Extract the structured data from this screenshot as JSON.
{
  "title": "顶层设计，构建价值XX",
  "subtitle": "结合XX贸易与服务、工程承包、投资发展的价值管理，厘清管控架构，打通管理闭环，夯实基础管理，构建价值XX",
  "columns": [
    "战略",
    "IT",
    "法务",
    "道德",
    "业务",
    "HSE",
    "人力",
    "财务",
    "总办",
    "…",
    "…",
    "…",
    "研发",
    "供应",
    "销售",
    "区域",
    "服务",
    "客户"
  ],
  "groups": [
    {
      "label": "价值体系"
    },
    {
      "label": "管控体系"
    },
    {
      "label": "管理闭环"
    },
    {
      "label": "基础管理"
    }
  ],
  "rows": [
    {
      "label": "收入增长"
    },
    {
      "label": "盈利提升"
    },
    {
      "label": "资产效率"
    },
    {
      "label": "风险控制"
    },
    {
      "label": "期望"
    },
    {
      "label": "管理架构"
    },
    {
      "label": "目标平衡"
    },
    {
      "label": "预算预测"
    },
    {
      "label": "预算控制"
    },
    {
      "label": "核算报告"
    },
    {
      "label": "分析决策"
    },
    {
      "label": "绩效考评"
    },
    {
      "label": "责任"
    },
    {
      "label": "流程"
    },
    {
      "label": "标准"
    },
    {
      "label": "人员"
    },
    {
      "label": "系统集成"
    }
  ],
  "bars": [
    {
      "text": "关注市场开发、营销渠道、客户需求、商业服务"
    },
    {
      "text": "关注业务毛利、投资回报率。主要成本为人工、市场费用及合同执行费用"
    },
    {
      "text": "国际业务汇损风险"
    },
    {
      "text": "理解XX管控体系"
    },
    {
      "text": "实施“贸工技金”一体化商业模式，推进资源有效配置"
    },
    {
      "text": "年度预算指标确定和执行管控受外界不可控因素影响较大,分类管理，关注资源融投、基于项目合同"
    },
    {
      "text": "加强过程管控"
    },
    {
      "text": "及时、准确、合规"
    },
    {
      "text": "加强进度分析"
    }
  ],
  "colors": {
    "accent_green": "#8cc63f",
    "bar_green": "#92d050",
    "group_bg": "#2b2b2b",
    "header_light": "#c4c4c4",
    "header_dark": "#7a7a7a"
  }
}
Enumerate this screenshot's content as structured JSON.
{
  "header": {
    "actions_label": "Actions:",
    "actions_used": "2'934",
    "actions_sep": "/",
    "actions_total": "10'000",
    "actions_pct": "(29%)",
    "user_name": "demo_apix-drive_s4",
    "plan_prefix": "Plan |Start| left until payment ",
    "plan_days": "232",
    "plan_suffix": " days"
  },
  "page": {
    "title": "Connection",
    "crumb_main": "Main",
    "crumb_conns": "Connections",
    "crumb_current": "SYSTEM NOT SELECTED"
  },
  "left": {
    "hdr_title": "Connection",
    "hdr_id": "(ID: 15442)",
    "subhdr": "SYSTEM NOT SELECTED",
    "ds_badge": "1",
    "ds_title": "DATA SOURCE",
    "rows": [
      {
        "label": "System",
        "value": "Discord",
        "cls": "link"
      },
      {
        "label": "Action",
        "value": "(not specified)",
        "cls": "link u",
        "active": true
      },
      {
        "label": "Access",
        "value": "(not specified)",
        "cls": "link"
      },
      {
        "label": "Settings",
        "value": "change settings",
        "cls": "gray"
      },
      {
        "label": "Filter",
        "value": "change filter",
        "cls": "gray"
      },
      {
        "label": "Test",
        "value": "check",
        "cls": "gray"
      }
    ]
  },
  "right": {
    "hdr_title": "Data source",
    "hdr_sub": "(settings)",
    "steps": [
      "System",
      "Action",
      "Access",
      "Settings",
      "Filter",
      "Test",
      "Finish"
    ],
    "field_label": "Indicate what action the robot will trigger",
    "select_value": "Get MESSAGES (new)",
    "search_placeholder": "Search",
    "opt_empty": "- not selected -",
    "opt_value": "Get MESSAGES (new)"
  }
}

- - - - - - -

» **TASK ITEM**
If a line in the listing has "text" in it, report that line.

» **ANSWER**
      "text": "关注市场开发、营销渠道、客户需求、商业服务"
      "text": "关注业务毛利、投资回报率。主要成本为人工、市场费用及合同执行费用"
      "text": "国际业务汇损风险"
      "text": "理解XX管控体系"
      "text": "实施“贸工技金”一体化商业模式，推进资源有效配置"
      "text": "年度预算指标确定和执行管控受外界不可控因素影响较大,分类管理，关注资源融投、基于项目合同"
      "text": "加强过程管控"
      "text": "及时、准确、合规"
      "text": "加强进度分析"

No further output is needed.